According to an Australian psychology graduate, gaming addicts are, in fact, not socially inept nerds but perfectly social beasts who just like playing games.
Researcher Daniel Loton quizzed 621 adults in an online survey and found that 15% of these were what he termed "problem gamers", or people who spent more than 50 hours a week playing games.
But of these, only 1% were people who appeared to have poor social skills, specifically being shy.
Loton said: "Our findings strongly suggest that gaming doesn't cause social problems, and social problems are not driving people to gaming".
"What is important to note is that even problem gamers did not exhibit significant signs of poor social skills or low self-esteem."
In fact, added Loton, "problem gamers" were often fans of Massively Multiplayer Online Role Playing Games (MMORPGs) such as World of Warcraft, and as such part of a social network of 10 million subscribers worldwide.
Loton, who is gamer himself, concluded that fears about addiction to games have been blown out of proportion.
"There is a great deal of anecdotal evidence about gaming addiction. Online forums abound with tales of people who can't get off the computer", he said.
"But from a clinical point of view, an addiction is a mental illness with very serious consequences.

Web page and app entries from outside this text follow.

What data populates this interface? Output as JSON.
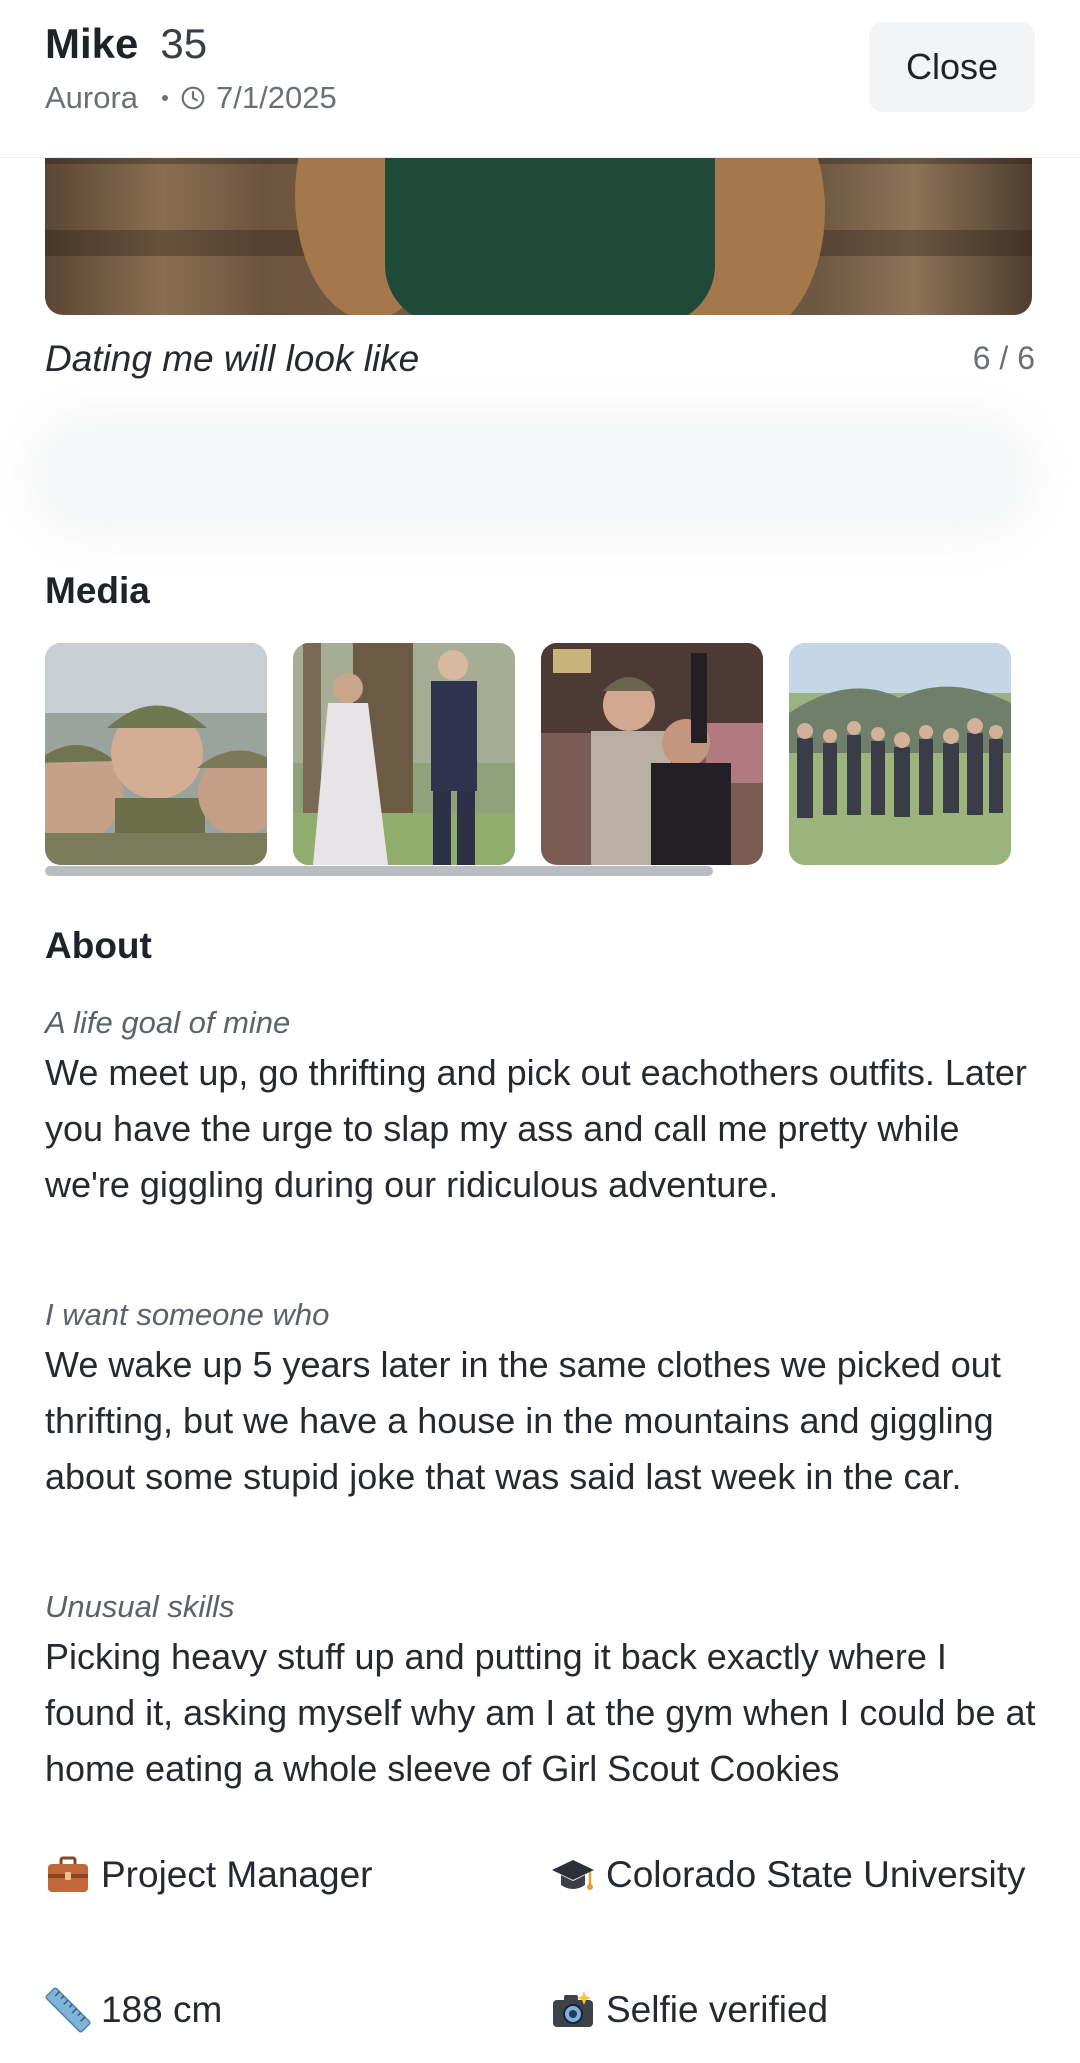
{
  "header": {
    "name": "Mike",
    "age": "35",
    "location": "Aurora",
    "date": "7/1/2025",
    "close_label": "Close"
  },
  "photo": {
    "caption": "Dating me will look like",
    "counter": "6 / 6"
  },
  "media": {
    "title": "Media",
    "thumbnails": [
      {
        "icon": "photo-three-men-hats"
      },
      {
        "icon": "photo-couple-forest"
      },
      {
        "icon": "photo-two-men-bar"
      },
      {
        "icon": "photo-group-mountains"
      }
    ],
    "scroll_fraction": 0.68
  },
  "about": {
    "title": "About",
    "prompts": [
      {
        "label": "A life goal of mine",
        "answer": "We meet up, go thrifting and pick out eachothers outfits. Later you have the urge to slap my ass and call me pretty while we're giggling during our ridiculous adventure."
      },
      {
        "label": "I want someone who",
        "answer": "We wake up 5 years later in the same clothes we picked out thrifting, but we have a house in the mountains and giggling about some stupid joke that was said last week in the car."
      },
      {
        "label": "Unusual skills",
        "answer": "Picking heavy stuff up and putting it back exactly where I found it, asking myself why am I at the gym when I could be at home eating a whole sleeve of Girl Scout Cookies"
      }
    ]
  },
  "facts": [
    {
      "icon": "briefcase-icon",
      "text": "Project Manager"
    },
    {
      "icon": "graduation-cap-icon",
      "text": "Colorado State University"
    },
    {
      "icon": "ruler-icon",
      "text": "188 cm"
    },
    {
      "icon": "camera-icon",
      "text": "Selfie verified"
    }
  ],
  "colors": {
    "text": "#1f2328",
    "muted": "#6b7076",
    "button_bg": "#f3f4f6",
    "scrollbar": "#b9bcc0"
  }
}
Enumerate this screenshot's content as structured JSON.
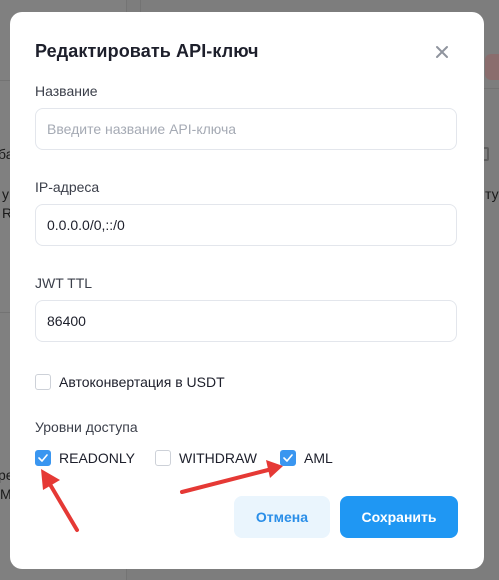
{
  "background": {
    "fragments": [
      "ба",
      "у",
      "R",
      "ре",
      "М",
      "ту"
    ]
  },
  "modal": {
    "title": "Редактировать API-ключ",
    "close_icon": "close-icon",
    "fields": {
      "name": {
        "label": "Название",
        "value": "",
        "placeholder": "Введите название API-ключа"
      },
      "ip": {
        "label": "IP-адреса",
        "value": "0.0.0.0/0,::/0"
      },
      "jwt": {
        "label": "JWT TTL",
        "value": "86400"
      }
    },
    "auto_convert": {
      "label": "Автоконвертация в USDT",
      "checked": false
    },
    "access": {
      "label": "Уровни доступа",
      "options": [
        {
          "label": "READONLY",
          "checked": true
        },
        {
          "label": "WITHDRAW",
          "checked": false
        },
        {
          "label": "AML",
          "checked": true
        }
      ]
    },
    "buttons": {
      "cancel": "Отмена",
      "save": "Сохранить"
    }
  },
  "colors": {
    "accent": "#1f97f3",
    "checkbox_checked": "#3a96f0",
    "annotation_arrow": "#e53935"
  }
}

In this context, we need to ask whether gaming is responsible for causing people's lives to fall apart in the same way we see with gambling, alcohol or drug addiction."